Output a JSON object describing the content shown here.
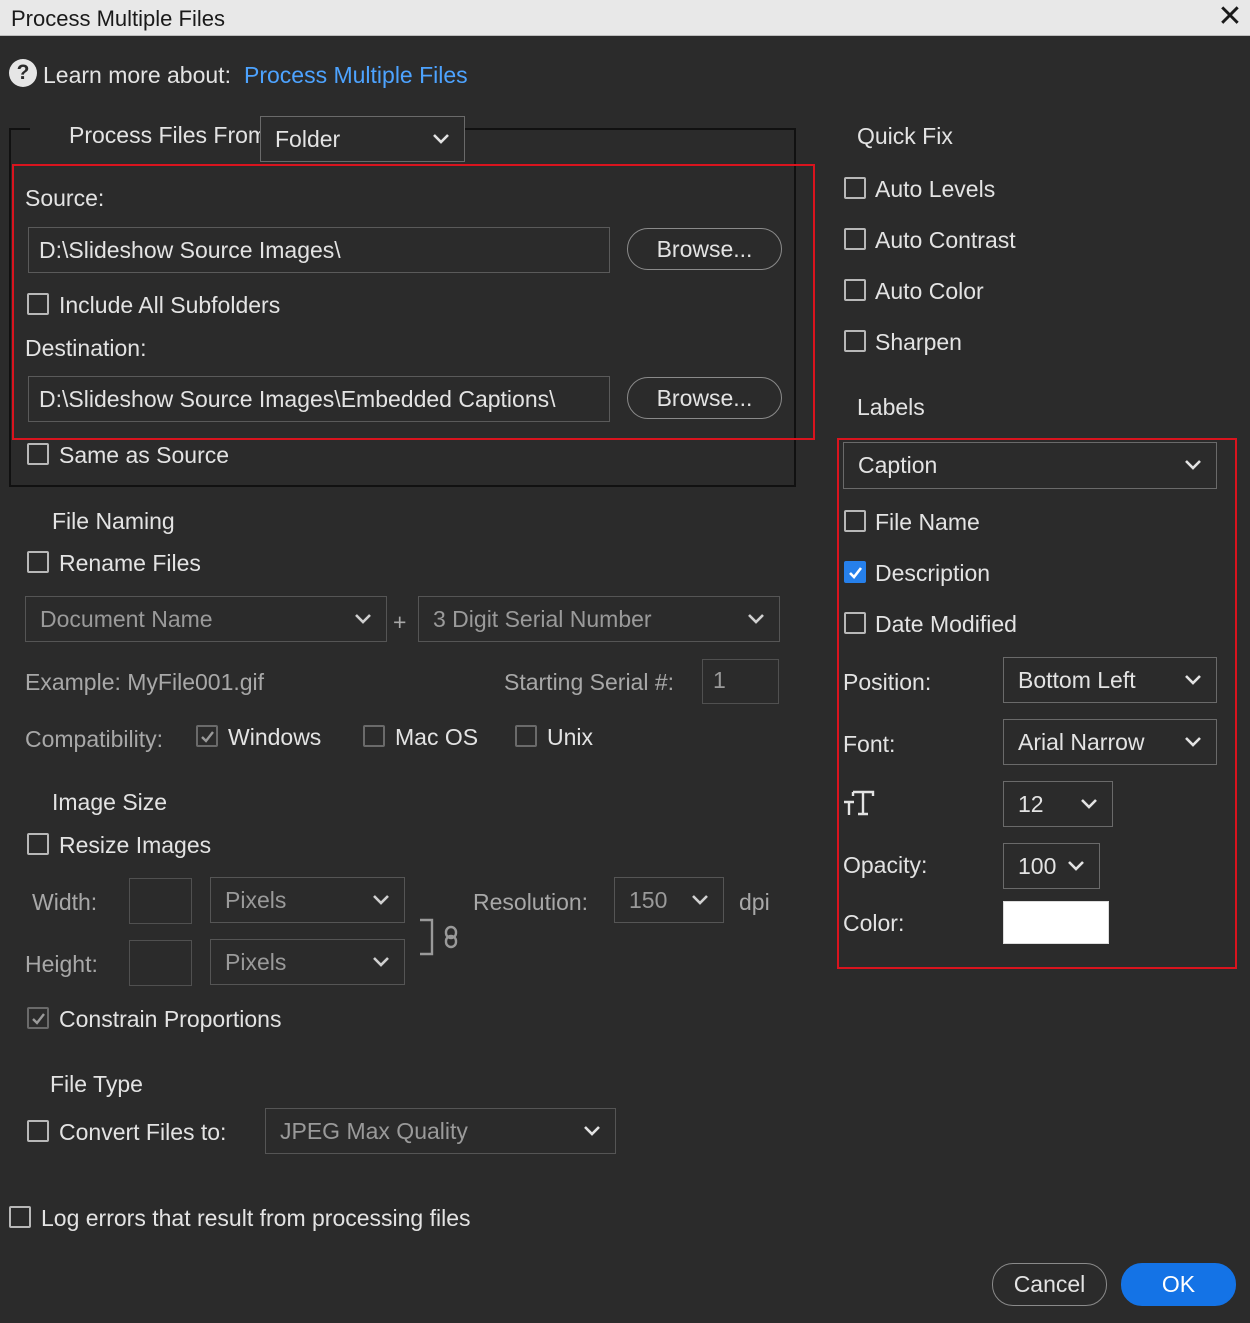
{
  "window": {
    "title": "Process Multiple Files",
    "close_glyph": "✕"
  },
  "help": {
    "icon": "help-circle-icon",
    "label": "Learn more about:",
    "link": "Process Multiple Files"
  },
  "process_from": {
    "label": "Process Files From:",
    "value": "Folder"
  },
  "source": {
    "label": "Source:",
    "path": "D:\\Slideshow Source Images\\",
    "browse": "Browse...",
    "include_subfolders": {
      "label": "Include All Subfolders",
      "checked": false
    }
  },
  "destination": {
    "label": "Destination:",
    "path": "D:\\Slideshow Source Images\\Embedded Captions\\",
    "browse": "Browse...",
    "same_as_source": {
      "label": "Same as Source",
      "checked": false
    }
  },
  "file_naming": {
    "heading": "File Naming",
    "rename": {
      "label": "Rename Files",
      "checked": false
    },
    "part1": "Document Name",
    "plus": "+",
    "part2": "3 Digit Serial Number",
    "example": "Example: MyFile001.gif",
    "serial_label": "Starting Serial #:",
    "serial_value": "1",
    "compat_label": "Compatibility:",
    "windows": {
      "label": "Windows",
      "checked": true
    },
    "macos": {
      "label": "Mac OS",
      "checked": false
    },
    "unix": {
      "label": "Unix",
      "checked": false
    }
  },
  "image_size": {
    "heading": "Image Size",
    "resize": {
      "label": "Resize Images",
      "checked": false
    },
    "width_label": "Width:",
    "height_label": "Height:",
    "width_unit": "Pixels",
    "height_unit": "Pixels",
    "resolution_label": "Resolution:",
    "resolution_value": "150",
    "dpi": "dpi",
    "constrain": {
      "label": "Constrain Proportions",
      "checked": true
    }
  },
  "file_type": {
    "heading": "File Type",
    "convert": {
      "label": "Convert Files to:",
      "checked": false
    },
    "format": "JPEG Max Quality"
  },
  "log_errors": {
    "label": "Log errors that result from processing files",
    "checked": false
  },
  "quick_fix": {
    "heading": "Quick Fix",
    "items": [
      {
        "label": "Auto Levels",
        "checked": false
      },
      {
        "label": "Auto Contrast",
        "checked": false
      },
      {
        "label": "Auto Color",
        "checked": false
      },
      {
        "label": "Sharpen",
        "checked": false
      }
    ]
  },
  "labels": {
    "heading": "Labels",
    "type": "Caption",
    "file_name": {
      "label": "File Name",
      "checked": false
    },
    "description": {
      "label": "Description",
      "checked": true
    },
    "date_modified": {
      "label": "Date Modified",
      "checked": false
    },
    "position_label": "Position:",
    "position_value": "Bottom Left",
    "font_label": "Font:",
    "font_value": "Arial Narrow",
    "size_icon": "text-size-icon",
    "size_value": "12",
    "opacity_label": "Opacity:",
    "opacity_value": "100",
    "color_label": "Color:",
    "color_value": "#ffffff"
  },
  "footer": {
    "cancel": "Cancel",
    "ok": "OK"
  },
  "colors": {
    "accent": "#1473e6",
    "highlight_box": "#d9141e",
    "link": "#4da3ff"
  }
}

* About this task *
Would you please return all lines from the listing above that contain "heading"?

* Solution below *
    "heading": "File Naming",
    "heading": "Image Size",
    "heading": "File Type",
    "heading": "Quick Fix",
    "heading": "Labels",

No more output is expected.